Published on:

Protect Your Senior Loved One’s Skin Before And During The Next Polar Vortex

And old saying observes that “Beauty is only skin deep,” but I believe both beauty and better health begin inside and out. Here’s one example why.

I serve as a Geriatric Care Manager for a woman in her late 80s who has no family. Although I regret to take her outside during the cold weather, her medical appointments are a necessity that cannot be avoided. I’ve thought about how tough the frigid Chicago weather can be on anybody’s skin. Since I know my client’s medical history, I keep the following things in mind as part of her elder care planning:

Since she is over 85 years old, her skin is very fragile and rather thin. Therefore, she is subject to two skin conditions:

1. Seborrheic Dermatitis, a skin inflammation that is characterized by areas of dry, itchy flakes that are normally found in oily areas such as the scalp. The condition becomes worse during the cold weather. The condition is caused by yeast that activates skin irritation in cold weather.

2. Psoriasis, another skin condition that appears like a red outbreak with a dry patch on the top. It can appear just about anywhere on the body, but emerges mostly on the elbows, knees, and scalp. I have often seen the psoriasis flare on my client’s legs, and during the dark winter weather, it is much harder to clear up. It is much easier to get the outbreak to diminish when the skin is exposed to some light. The dermatologist treats the outbreak with a combination of topical steroids and an ointment called Calcitrol.

Aside from applying medications, here are some other tips that may help you to preserve your senior loved one’s skin:
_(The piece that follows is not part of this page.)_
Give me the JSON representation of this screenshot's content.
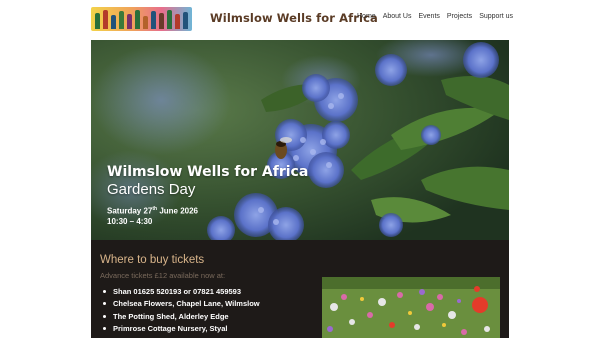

First, don’t let a senior take a prolonged shower. Not only does it dry the skin, but it also aggravates the aforementioned skin conditions and causes the psoriasis to appear redder than ever. This tip also makes my client very happy. She has dementia and thinks she does not need to shower.

After a brief but sufficient shower, the senior will need to moisturize his/her skin. If s/he can tolerate something that is a little greasier like petroleum jelly, the more effective the process will be.

I also instruct the staff at the assisted living community where my client lives to be certain that she drinks a lot of fluids. Since they assist her with toileting, I ask that they check the color of her urine. If it appears too yellow, it means she is not drinking enough fluids. I also purchased a small humidifier for her apartment which keeps moisture in the atmosphere.

When I do take my client outside, I make certain that all of her skin is covered and nothing is exposed to the elements. This tip, like all I have mentioned so far, is a healthy practice for everyone really, but this advice can spare your loved one(s) significant discomfort.

In addition to caring for your seniors skin, you may also want to watch for a condition called SAD: Seasonal Affective Disorder. It is a type of depressive disorder that occurs with the change in seasons. My dad often experienced SAD when the winter set in and it became dark very early in the afternoon. The disorder can also occur when the season changes to summer. Other symptoms include overeating with a craving for carbs, difficulty waking up, and nausea.

For all your senior living needs, please contact Andrea Donovan Senior Living Advisors.